No organization is perfect and that includes the Red Cross. Some of the alternatives on this thread sound good and I will check them out.
|by Anonymous||reply 62||03/14/2011|
Why doesn't the Red Cross take blood from men who have sex with men? Isn't the blood screened for HIV? Do men with HIV really want to give blood that bad? Can't straight people be positive as well. I am so confused by this. It seems grounded in hate.
|by Anonymous||reply 63||03/14/2011|
I don't believe the Red Cross has any choice in who they can and cannot take blood from. That is decided by the FDA. So if you disagree with that policy (as I do) you should complain to the FDA.
|by Anonymous||reply 64||03/14/2011|
R17, you are missing the point. Funds raised to benefit a specific disaster should be donated to people and projects at the disaster site. The Red Cross can raise money for its infrastructure through other means and some people would be glad to help the Red Cross with its infrastructure.
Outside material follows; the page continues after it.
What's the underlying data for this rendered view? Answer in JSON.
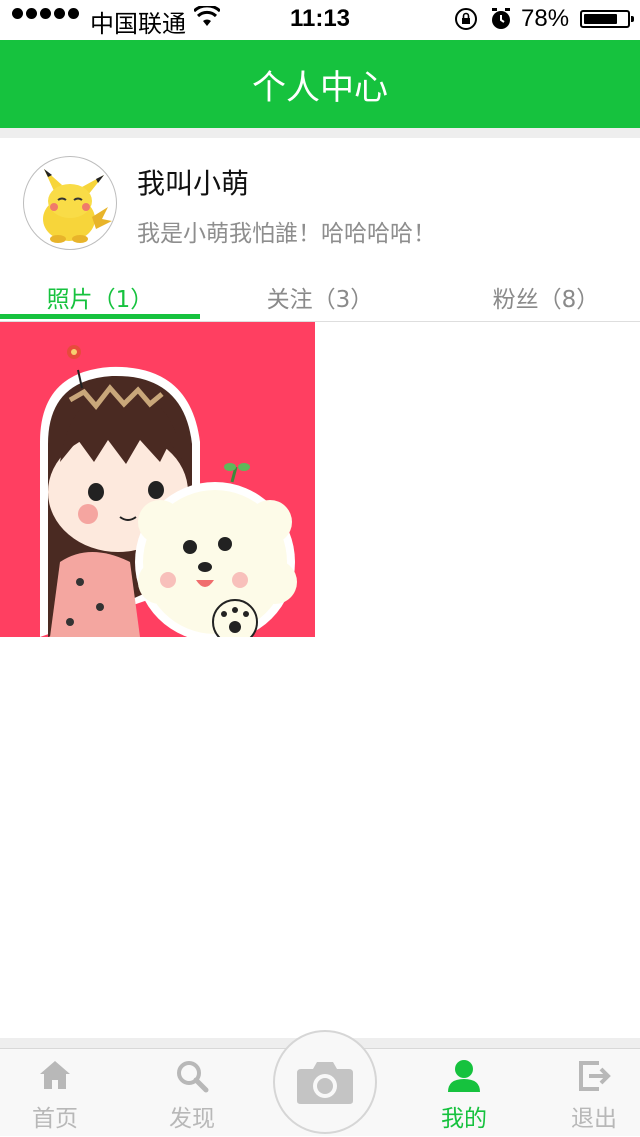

Saying you're helping with the disaster, through direct statement or implied, and then using the funds to buy computers or other infrastructure is dishonest.
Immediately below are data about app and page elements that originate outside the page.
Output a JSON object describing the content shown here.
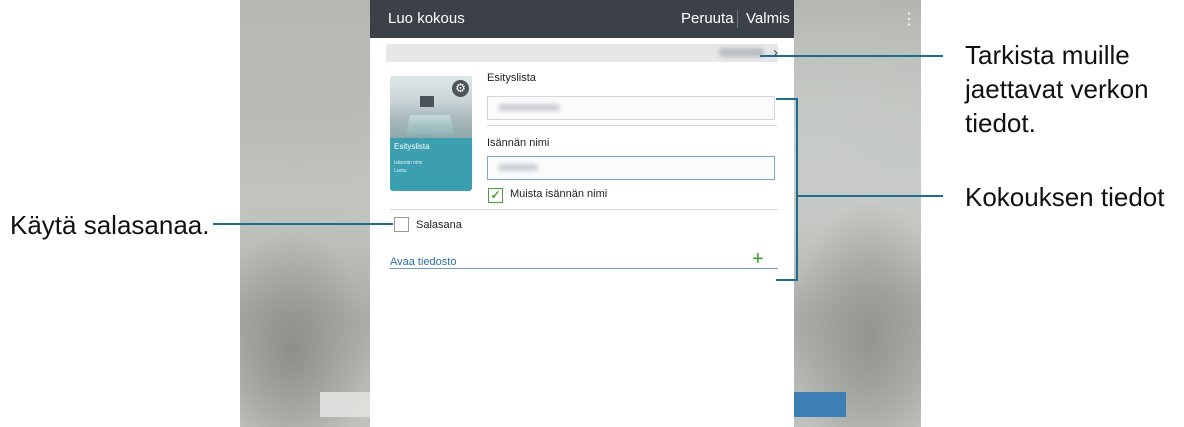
{
  "dialog": {
    "title": "Luo kokous",
    "cancel_label": "Peruuta",
    "done_label": "Valmis"
  },
  "cover": {
    "title": "Esityslista",
    "host_line": "Isännän nimi",
    "created_line": "Luotu"
  },
  "form": {
    "agenda_label": "Esityslista",
    "host_label": "Isännän nimi",
    "remember_label": "Muista isännän nimi",
    "remember_checked": true,
    "password_label": "Salasana",
    "password_checked": false,
    "open_file_label": "Avaa tiedosto"
  },
  "callouts": {
    "network": [
      "Tarkista muille",
      "jaettavat verkon",
      "tiedot."
    ],
    "meeting": "Kokouksen tiedot",
    "password": "Käytä salasanaa."
  },
  "colors": {
    "accent_line": "#1d6d8c",
    "title_bar": "#3c4148",
    "cover": "#3c9faf",
    "check": "#4e9e3b"
  },
  "icons": {
    "settings": "gear-icon",
    "more": "overflow-menu-icon",
    "expand": "chevron-right-icon",
    "add": "plus-icon",
    "check": "checkmark-icon"
  }
}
|by Anonymous||reply 65||03/14/2011|
This thread has been very enlightening. I ALWAYS fall for the Red Cross's pleas for aid whenever a disaster hits (Haiti, Pakistan, Katrina, etc.), but I'd definitely like to contribute to a charity that doesn't waste so much money. I used to donate to CARE, but I found out some pretty crappy things about them too.
|by Anonymous||reply 66||03/14/2011|
R49, get off your high horse. A lot of us volunteer. And those who volunteer know exactly what is going on where they are. Those who donate funds have to take someone's word for it. When I donate money for disaster relief in Haiti or Japan or New Orleans, that's where I expect it to go. If your organization is not prepared to do that, then it needs to say so, to allow me to give my money where I want it to go.
|by Anonymous||reply 67||03/14/2011|
R65--Every single charitable enterprise uses some of the money it raises to meet its operating expenses.
|by Anonymous||reply 68||03/14/2011|
R66--You think that you have learned something about the Red Cross through the ravings on an anonymous poster on the internet?
|by Anonymous||reply 69||03/14/2011|
Anyone who was in WWII in Europe will tell RC was selling cigarettes to soldiers that were donated by our tobacco companies. The Salvation Army gave to the troops with no questions asked and their hands weren't out for a donation.
|by Anonymous||reply 70||03/14/2011|
A few months after the Red Cross helps you, a letter arrives reminding with a list of what they did, asking to send them a "suggested donation" which equals what they claim they spent on you.
|by Anonymous||reply 71||03/14/2011|
Another WWII story, my mother was a war bride on a ship from Italy to NY with my older brother who was an infant at the time, the Red Cross sold all the milk and almost all the food that was supposed to last the voyage to the "black market" as she says...they arrived in NY and looked so bad, my grandfather was told "you better get down here". %0D %0D I hate those slimey bastards.
|by Anonymous||reply 72||03/14/2011|
[quote]A few months after the Red Cross helps you, a letter arrives reminding with a list of what they did, asking to send them a "suggested donation" which equals what they claim they spent on you.
Not in my experience. Most of the people I help are far too poor to make charitable contributions. But even if you're right, what's wrong with that? The point is we help people during a crisis. If they can make a contribution after the crisis passes, good for them.
|by Anonymous||reply 73||03/14/2011|